As an extra feature on top of this shading, grass now support coloring on a grass bushlet basis, but I did not do anything with it. But it is good to know that if you want to make a single grass bushlet red or something, there is support for that.

Another new feature is grass response to terrain deformation. Raising terrain or lowering it too much might remove grass bushlets to prevent them from overlapping/clipping though each other. This is right now slightly buggy and sometimes wonky.

Finally, grass now supports lighting, like the terrain does. It uses the same limited unlimited scheme, but this time with a maximum of 5 lights/cell. This might seem less than the terrain that supports 10, but since the cells are smaller, grass lighting actually is more flexible than terrain.

And here is the problem: I implemented it, tested it on a computer and it all seemed release ready, but on my other computer, the entire scheme is all messed up:

There are clear visual glitches with the grass lighting visible. I have no idea why it does not work on this computer and on how many computers it works, but it is far too late to try and fix it now since I am so late with the release. I apologize for this major bug, so feel free to skip this snapshot.

I hope that snapshot 6 will have this bug fixed. Oh well, I'm sure this is not the first time a bug will sneak in just before the release.

Since this release turned out so buggy, I won't do a video or give you a detailed changelog. The changelog might become invalidated by snapshots 6's changelog.
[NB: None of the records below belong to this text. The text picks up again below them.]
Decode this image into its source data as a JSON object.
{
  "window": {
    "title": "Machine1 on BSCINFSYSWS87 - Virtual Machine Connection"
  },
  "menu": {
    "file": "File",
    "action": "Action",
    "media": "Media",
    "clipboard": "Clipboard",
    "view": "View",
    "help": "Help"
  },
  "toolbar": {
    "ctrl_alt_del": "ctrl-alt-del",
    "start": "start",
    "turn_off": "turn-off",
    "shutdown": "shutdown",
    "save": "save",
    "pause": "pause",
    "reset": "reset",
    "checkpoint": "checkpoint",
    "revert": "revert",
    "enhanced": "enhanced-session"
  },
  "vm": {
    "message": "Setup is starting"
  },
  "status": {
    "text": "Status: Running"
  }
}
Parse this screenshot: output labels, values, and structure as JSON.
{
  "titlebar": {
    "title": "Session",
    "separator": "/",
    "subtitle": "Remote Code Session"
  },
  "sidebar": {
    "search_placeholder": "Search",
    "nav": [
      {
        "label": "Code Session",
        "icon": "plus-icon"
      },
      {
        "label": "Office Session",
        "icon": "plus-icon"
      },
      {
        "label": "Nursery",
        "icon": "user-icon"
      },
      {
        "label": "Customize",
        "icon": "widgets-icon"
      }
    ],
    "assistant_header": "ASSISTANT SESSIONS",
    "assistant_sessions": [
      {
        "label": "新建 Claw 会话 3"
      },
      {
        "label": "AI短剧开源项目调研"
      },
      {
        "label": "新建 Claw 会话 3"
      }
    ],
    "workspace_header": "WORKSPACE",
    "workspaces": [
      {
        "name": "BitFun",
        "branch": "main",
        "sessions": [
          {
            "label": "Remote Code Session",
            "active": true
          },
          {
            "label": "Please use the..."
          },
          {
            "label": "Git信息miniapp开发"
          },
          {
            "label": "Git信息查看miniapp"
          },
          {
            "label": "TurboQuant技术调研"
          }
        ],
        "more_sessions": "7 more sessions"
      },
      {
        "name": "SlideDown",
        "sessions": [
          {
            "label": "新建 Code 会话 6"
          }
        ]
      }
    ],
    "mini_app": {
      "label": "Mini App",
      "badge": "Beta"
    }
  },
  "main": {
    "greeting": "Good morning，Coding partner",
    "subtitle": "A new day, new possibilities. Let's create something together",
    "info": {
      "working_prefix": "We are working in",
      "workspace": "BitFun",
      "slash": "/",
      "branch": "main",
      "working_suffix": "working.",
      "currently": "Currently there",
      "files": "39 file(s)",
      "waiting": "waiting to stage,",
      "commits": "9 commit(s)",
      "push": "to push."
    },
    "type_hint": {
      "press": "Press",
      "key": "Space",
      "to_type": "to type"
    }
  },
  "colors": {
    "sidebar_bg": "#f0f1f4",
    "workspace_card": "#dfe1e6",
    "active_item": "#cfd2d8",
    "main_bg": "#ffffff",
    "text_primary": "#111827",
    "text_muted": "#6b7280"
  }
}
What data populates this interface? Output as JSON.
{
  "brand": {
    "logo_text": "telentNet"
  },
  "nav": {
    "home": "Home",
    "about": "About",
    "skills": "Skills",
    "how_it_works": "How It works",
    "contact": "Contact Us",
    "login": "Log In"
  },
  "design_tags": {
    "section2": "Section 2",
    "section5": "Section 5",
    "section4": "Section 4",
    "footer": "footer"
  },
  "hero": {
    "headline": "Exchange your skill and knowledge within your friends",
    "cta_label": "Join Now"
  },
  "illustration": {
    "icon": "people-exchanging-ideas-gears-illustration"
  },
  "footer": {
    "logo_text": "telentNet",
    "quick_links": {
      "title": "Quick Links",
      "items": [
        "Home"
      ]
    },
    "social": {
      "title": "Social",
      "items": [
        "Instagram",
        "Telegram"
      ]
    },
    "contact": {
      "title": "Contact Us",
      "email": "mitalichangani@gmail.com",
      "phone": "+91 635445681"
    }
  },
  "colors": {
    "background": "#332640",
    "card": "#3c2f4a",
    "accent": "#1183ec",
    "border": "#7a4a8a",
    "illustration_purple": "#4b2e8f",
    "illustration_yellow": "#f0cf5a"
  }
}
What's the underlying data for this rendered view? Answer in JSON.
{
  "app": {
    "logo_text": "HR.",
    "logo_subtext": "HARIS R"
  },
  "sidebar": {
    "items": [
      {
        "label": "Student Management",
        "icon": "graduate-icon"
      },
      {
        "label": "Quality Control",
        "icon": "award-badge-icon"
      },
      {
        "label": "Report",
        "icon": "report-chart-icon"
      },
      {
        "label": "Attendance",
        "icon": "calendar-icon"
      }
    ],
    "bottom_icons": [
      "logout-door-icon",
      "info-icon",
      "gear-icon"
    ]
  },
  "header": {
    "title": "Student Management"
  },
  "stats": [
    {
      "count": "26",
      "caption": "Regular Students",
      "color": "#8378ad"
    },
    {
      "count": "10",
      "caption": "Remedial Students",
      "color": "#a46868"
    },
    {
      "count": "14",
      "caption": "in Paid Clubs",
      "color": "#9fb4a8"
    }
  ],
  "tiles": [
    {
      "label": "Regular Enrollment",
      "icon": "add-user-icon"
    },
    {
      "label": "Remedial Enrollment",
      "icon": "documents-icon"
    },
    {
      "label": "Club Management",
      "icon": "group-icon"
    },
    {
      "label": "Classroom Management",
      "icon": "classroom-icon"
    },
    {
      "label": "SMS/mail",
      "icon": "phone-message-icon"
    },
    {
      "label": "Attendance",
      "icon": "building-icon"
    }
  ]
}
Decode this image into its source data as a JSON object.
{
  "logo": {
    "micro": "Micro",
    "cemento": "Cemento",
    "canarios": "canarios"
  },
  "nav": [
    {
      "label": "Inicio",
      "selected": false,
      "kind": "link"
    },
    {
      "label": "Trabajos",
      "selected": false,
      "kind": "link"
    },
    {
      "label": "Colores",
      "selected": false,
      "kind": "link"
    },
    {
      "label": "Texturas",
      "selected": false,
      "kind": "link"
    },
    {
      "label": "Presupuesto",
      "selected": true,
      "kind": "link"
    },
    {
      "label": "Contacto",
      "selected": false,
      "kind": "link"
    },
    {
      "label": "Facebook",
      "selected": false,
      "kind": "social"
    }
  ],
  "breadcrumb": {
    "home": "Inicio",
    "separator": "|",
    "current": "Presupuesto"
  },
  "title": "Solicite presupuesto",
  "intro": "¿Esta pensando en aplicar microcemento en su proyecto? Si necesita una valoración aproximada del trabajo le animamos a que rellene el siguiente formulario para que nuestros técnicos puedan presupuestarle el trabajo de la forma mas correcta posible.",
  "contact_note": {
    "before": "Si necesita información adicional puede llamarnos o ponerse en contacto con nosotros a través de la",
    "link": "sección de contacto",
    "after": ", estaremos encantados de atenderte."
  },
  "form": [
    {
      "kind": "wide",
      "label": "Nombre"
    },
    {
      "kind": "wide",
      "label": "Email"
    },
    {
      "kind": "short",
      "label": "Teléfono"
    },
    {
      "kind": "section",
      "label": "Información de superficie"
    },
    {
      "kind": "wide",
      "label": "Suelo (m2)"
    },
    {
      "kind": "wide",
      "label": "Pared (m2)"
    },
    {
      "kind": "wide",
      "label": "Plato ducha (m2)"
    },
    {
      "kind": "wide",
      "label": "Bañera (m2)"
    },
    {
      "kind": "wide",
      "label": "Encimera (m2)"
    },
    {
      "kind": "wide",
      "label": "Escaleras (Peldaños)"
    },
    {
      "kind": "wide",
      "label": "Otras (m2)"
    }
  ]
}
So snapshot 6 will be a pure bug-fixing release and will arrive on time on Monday.


Link:  Snapshot 005

Wednesday, August 7, 2013

Tworenas Snapshot 004

Hey, I'm back from the seaside all tan and in already missing the waves, man! I had less time to pump out this snapshot so that's why it is late.

Here is a video showing off the new main feature of the the engine: terrain lighting!

One immediately notices that I'm tired after my vacation by the abnormally high spelling errors. Oh well, I'm not encoding and uploading again. I also did quite poorly on my new goal: have shorter videos. I need to find a way to make the videos 2 minutes long, not 5-7. Ain't nobody got time for that!

The video is fairly self explanatory, so I won't be repeating everything here. Just  note: I mention the 10 lights limit per cell in the spatial partitioning. This means that actually there are 9 dynamic lights you can place anywhere, because the 10th is you personal light. So basically 9 lights / cell. Also, the number 10 is not quite arbitrary, but is due to limitations in the shader model. I could raise it to 15, maybe even 20, but that will come with a good performance hit. We'll see.

For snapshot 005 I wanted to do a zero features 100% polish build and increment the version number, but I need to do something about the skill tree first, so the polish build is delayed to snapshot 007.

There are two things to take of note:
  • I try and make sure that there is zero regression with each new snapshot. THIS TIME I FAILED! The terrain shader is over 1200 lines long. There are a ton of permutations to handle the lighting scheme and I couldn't manage to update all 3 terrain quality settings, so for snapshot 004 only the "high" quality profile forks properly. Don't use "medium" or "low".
  • As usual for early snapshots, there is zero backwards compatibility. Even if you do manage to load a world from previous versions, there will be ugly bugs, so start with a fresh set of worlds. Things should settle after snapshot 010.


Link: Snapshot 004

  • Terrain lighting!
  • Grass frustum culling!
  • New terrain renderer class, with a lot better performance and new features.
  • Separate GUI manager class to reduce the code bloat and isolate the engine from the GUI.
  • INI file contains device settings! No more changing setting every time you load the engine! Settings are still not saved though. But now INI files support spaces in the format.

  • Fixed the transition from system hub to game mode, together with inter-spread focus changes form the device window. Again! This shit is so hard to fix.
  • If you run the executable from a random location where it can't find any resources, it will crash a little bit more gracefully. If it can find the bare minimum, it won't crash. Ideally, it shouldn't crash at all.